Critical race theory is the latest battleground in the culture war. Since the murder of George Floyd last year, critical race theory’s key concepts, including “systemic racism,” “white privilege,” and “white fragility,” have become ubiquitous in America’s elite institutions. Progressive politicians have sought to implement “antiracist” policies to reduce racial disparities, such as minorities-only income programs and racially segregated vaccine distribution.
The ideology has sparked an immense backlash. As Americans have sought to understand critical race theory, they have discovered that it has divided Americans into racial categories of “oppressor” and “oppressed” and promotes radical concepts such as “spirit murder” (what public schools supposedly do to black children) and “abolishing whiteness” (a purported precondition for social justice). In the classroom, critical race theory-inspired lessons have often devolved into race-based struggle sessions, with public schools forcing children to rank themselves according to a racial hierarchy, subjecting white teachers to “antiracist therapy,” and encouraging parents to become “white traitors.”

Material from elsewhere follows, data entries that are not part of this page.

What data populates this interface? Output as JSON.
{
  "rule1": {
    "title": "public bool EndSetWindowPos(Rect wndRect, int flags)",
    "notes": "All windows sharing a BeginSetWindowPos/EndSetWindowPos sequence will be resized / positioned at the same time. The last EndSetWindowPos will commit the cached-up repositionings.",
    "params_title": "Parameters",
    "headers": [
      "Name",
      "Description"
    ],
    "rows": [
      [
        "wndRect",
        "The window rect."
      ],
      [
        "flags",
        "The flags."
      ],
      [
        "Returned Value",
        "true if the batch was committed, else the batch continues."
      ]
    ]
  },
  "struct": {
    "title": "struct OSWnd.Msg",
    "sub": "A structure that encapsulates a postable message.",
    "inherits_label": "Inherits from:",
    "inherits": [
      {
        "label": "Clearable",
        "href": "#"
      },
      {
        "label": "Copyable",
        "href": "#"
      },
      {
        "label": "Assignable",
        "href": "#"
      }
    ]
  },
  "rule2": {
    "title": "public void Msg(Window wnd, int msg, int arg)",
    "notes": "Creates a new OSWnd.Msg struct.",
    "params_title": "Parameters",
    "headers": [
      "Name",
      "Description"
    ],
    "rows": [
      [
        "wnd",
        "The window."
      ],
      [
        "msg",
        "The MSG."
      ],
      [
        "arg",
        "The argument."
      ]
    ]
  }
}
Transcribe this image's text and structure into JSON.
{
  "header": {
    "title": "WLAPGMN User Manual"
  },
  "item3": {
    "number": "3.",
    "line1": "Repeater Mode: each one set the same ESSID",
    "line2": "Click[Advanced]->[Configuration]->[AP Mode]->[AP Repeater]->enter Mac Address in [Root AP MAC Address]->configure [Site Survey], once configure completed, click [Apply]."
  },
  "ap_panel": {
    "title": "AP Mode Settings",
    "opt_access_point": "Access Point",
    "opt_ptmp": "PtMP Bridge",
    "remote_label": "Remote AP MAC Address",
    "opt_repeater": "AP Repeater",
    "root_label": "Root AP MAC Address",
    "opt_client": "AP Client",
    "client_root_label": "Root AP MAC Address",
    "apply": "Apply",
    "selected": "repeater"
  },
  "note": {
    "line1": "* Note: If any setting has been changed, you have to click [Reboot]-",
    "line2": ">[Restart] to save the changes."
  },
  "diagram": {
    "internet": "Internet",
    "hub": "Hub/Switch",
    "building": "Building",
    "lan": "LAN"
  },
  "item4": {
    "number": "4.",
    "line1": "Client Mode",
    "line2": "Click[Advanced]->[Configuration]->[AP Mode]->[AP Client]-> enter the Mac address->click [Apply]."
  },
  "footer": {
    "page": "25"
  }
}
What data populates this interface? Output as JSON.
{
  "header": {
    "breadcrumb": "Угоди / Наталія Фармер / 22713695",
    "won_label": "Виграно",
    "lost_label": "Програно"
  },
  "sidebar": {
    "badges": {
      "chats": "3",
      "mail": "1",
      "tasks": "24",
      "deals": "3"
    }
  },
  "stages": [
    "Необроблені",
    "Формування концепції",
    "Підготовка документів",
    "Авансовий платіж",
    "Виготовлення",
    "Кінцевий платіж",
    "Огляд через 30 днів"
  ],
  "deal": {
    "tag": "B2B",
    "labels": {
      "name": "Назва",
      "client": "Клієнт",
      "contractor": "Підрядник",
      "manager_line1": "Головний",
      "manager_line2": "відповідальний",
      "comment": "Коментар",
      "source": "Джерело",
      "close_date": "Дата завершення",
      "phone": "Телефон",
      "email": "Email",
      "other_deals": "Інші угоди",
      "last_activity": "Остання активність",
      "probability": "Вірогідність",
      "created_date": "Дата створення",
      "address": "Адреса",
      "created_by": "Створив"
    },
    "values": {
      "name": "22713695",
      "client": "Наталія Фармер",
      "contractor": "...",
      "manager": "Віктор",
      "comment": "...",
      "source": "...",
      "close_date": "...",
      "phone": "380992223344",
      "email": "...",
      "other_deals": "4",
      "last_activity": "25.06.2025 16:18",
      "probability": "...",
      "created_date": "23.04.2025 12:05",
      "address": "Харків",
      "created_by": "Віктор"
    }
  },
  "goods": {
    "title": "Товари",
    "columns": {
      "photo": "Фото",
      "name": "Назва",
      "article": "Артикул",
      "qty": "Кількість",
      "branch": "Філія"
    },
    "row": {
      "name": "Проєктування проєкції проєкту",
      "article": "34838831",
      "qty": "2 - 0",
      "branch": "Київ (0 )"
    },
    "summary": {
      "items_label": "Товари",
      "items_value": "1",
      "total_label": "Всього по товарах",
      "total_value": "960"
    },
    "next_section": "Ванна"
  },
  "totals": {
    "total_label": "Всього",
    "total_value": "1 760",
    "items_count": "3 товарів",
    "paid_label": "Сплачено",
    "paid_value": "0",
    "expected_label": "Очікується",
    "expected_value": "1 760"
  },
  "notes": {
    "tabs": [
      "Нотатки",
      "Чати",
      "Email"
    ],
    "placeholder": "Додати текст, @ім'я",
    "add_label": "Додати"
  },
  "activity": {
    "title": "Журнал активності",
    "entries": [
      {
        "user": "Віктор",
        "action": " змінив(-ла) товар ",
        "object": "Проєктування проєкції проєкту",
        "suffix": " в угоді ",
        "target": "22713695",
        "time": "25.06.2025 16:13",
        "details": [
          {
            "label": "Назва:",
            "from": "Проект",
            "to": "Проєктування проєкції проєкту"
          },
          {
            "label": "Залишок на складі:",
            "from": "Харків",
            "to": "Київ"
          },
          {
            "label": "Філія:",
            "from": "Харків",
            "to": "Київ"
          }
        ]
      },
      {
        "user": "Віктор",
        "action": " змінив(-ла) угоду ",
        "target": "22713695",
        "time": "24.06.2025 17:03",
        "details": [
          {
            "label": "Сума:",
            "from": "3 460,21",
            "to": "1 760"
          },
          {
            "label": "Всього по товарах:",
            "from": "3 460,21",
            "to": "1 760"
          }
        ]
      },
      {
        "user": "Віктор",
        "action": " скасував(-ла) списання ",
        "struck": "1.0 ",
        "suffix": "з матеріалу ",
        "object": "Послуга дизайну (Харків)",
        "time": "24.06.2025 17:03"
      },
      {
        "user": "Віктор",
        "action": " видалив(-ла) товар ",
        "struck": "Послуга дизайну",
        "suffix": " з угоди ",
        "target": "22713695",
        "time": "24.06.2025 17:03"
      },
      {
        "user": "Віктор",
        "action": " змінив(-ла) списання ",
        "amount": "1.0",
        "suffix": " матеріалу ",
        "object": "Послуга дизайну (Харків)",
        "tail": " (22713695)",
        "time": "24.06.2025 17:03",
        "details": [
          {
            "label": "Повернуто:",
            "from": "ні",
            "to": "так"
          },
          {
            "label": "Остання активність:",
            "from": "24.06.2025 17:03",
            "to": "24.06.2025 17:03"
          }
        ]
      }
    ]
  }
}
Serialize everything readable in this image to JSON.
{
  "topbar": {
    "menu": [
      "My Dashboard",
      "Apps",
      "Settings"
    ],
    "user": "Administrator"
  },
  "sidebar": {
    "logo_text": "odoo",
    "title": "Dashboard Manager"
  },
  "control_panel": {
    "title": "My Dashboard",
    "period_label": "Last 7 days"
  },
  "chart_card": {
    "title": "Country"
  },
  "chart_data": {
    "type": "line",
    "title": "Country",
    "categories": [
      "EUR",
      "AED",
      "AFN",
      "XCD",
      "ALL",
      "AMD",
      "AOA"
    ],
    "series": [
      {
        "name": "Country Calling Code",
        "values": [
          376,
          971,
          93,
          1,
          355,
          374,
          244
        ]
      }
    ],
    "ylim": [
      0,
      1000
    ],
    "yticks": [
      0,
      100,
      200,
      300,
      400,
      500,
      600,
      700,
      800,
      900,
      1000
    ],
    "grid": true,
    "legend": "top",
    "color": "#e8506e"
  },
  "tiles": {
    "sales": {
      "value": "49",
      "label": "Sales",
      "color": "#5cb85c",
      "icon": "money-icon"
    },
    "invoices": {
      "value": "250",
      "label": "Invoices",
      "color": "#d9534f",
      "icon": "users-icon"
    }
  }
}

Alarmed state legislators have pushed back. In recent months, lawmakers in 24 states have introduced, and six have enacted, legislation banning public schools from promoting critical race theory’s core concepts, including race essentialism, collective guilt and racial superiority. Parent groups around the country have mobilized to oppose critical race theory in the classroom, arguing that it cultivates shame in white students and fatalism in minority students. According to a recent YouGov survey, of the 64% of Americans who have heard about critical race theory, 58% view it unfavorably, including 72% of political independents.
That’s a major liability for the political left. Sensing that they are losing control of the narrative on race, left-leaning media outlets have launched a furious counterattack. Liberal pundits at the New York Times , Washington Post, MSNBC and elsewhere have begun spinning a new mythology that presents critical race theory as a benign academic concept, casts its detractors as right-wing extremists driven by racial resentment, and portrays legislation against critical race theory as an attempt to ban teaching about the history of slavery and racism. All three charges are false.
First, critical race theory isn’t an exercise in promoting racial sensitivity or understanding history. It’s a radical ideology that seeks to use race as a means of moral, social and political revolution. The left-leaning media has sought to portray it as a “lens” for examining the history of racism in the U.S., but this soft framing obscures the nature of the theory, which maintains that America is an irredeemably racist nation and that the constitutional principles of freedom and equality are mere “camouflages,” in the words of scholar William F. Tate IV, for white supremacy. The solution, according to prominent exponents of critical race theory such as Ibram X. Kendi, is to abolish capitalism and install a near-omnipotent federal bureaucracy with the power to nullify any law and silence political speech that isn’t “antiracist.”